Heavy snow can kill a tree during the winter
By Bev Johnson
Snow is coming. It is Minnesota after all, land of snow and frozen noses. If it is heavy and wet or mixed with sleet, it can really raise havoc with your trees and shrubs. Of course, you have protected the small shrubs that get the snow that slides off the roof unto them with 2X4 tripods and wrapped the small conifers that are exposed to the drying North winds, or haven’t you? No? well hop to it before you are hip deep in the stuff.
Heavy snow can actually kill a tree. If the tree has weak branches like the Siberian elm, green ash, and silver maple, you are apt to find branches littering the ground after a sleet storm. Clumps of trees like redbud or birch are also very susceptible to winter damage.
Upright conifers like arborvitaes and juniper are the most susceptible of tipping right out of the soil with a heavy load of ice. Spruce and fir are next. Pines are least damaged depending on size and if they are in a windy area. Winds just make a bad situation worse as they will whip the heavily burdened branches around.
Those “hairy telephone poles” of junipers that people plant on the corners of their houses have a nasty habit of splitting in half when they get a heavy ice load. Some will recover but often they have gotten too tall to look good at those corners. Cut them down and start over in the spring. Your house will thank you especially if the tree has been covering a window or rubbing on the shingles.
So, what should you do if our favorite conifer is loaded with ice? Don’t run right out and start beating the branches. The poor thing is already in trouble and doesn’t need to be spanked! Wait until the wind goes down and it warms a little. Then, gently, gently shake the branches or use a broom and lift them from the bottom. Brushing down could tear the bark that is already stressed.
If the tree is a large leaf bearing tree, don’t do anything. It is embarrassing to have to explain to an E.R. nurse that your tree hit you and that is why your arm is broken and you have a concussion.
If you are seeing spots before your eyes and you aren’t concussed, you may have small flying bugs in the house. These can be fruit flies, phorid flies also known as drain flies or fugus flies. Drain flies and fruit flies are not only in the drains but also on, rotting food, dirty mops and rags, broken sewer lines, dry pet food, cracks in kitchen equipment and the bottom of pet cages. (No this isn’t an excuse to get rid of the gerbil or parakeet.) In other words, in organic matter. You can spray them but, like Arnold “they will return”. Since they can carry diseases, you do need to search the offenders out and remove them.

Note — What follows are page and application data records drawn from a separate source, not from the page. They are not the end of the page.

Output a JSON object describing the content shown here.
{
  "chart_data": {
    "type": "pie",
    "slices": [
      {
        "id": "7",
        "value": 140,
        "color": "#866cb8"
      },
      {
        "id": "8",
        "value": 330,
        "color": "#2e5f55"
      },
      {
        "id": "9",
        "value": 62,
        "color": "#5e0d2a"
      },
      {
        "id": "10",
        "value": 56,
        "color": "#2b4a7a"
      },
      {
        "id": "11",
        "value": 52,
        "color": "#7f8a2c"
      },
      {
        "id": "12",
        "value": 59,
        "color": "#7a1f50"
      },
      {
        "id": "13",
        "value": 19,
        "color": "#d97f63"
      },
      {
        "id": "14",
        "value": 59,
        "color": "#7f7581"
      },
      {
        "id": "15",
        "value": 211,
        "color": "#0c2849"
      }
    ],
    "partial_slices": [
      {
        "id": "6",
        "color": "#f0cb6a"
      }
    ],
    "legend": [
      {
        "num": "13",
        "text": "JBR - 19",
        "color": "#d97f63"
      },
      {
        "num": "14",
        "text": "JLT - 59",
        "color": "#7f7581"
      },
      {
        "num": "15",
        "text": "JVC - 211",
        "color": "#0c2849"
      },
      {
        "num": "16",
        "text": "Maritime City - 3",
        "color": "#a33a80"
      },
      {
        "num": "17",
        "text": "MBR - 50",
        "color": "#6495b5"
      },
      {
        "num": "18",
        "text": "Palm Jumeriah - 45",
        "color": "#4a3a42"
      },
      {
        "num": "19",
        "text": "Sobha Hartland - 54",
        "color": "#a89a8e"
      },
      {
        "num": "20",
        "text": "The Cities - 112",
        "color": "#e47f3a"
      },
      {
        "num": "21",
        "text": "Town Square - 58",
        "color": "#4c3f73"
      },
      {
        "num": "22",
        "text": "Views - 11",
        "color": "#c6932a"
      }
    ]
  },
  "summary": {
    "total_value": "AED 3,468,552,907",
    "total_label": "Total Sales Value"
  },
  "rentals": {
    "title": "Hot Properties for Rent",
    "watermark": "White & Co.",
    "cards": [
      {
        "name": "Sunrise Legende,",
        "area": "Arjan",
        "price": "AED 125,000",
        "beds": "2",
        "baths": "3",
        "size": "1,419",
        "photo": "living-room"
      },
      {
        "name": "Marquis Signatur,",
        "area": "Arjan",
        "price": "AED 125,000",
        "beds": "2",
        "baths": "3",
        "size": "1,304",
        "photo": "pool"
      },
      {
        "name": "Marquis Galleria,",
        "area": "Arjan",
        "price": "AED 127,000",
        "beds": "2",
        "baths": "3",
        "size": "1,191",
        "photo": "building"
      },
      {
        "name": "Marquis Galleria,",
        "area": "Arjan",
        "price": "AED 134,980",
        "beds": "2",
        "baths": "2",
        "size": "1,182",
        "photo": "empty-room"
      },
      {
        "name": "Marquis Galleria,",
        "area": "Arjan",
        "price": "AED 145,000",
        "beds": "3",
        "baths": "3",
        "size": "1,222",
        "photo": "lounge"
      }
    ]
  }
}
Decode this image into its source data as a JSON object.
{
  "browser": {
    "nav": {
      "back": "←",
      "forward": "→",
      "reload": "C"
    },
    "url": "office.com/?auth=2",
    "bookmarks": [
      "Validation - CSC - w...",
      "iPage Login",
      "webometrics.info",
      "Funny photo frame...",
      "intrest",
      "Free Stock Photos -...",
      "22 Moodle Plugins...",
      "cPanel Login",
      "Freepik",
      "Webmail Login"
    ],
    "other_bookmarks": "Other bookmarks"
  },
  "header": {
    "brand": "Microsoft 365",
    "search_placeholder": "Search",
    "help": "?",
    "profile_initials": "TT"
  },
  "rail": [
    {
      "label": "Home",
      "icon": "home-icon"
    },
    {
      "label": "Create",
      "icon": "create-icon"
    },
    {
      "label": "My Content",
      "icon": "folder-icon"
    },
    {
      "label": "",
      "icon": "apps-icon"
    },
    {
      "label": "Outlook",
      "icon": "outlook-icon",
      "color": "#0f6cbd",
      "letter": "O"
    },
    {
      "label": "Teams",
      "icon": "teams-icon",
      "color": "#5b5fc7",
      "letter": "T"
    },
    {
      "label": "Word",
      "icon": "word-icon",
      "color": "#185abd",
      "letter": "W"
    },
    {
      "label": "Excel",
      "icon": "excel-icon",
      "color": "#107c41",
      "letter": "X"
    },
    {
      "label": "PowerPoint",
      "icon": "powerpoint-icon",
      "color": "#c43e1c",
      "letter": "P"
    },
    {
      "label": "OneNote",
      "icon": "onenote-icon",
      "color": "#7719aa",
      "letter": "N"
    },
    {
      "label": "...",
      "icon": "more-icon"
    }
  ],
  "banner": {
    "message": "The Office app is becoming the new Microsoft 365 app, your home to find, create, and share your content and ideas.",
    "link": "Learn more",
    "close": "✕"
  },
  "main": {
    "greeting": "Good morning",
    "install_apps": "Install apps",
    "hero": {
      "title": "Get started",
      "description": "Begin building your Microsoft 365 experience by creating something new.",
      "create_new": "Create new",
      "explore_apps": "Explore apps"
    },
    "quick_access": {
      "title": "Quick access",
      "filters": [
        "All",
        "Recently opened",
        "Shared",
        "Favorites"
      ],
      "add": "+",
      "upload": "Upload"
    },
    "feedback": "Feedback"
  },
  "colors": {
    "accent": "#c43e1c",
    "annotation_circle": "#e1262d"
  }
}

If the flies are mostly around your plants, you have fungus flies. These stinkers lay eggs in the soil and can damage the roots of your plant to say nothing of them getting in your face when you brush by the plant. Start by either repotting the plant after you scrub the pot, or if that is difficult, cover the soil with about an inch of gravel. The colored stuff for aquariums looks great and adds some pizazz to the room. Now, quit watering it so much! You have been drowning the poor thing. Only water when the soil is dry about an inch below the surface. May your house be fly free.